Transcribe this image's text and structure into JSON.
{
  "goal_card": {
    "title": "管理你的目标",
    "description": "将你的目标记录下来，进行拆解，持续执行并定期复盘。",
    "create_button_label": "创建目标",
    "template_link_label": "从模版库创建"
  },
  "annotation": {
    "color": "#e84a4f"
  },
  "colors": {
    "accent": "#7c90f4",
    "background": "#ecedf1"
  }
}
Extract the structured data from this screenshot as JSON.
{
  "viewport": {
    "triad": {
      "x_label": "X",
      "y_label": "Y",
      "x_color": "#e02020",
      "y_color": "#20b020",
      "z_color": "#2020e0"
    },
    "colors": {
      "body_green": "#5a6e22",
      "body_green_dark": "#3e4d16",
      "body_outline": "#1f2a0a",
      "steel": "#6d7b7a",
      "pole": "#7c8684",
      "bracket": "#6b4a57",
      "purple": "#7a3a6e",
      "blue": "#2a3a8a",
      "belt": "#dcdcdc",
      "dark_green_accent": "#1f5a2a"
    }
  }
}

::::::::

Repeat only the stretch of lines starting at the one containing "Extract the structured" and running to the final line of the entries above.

Extract the structured data from this screenshot as JSON.
{
  "viewport": {
    "triad": {
      "x_label": "X",
      "y_label": "Y",
      "x_color": "#e02020",
      "y_color": "#20b020",
      "z_color": "#2020e0"
    },
    "colors": {
      "body_green": "#5a6e22",
      "body_green_dark": "#3e4d16",
      "body_outline": "#1f2a0a",
      "steel": "#6d7b7a",
      "pole": "#7c8684",
      "bracket": "#6b4a57",
      "purple": "#7a3a6e",
      "blue": "#2a3a8a",
      "belt": "#dcdcdc",
      "dark_green_accent": "#1f5a2a"
    }
  }
}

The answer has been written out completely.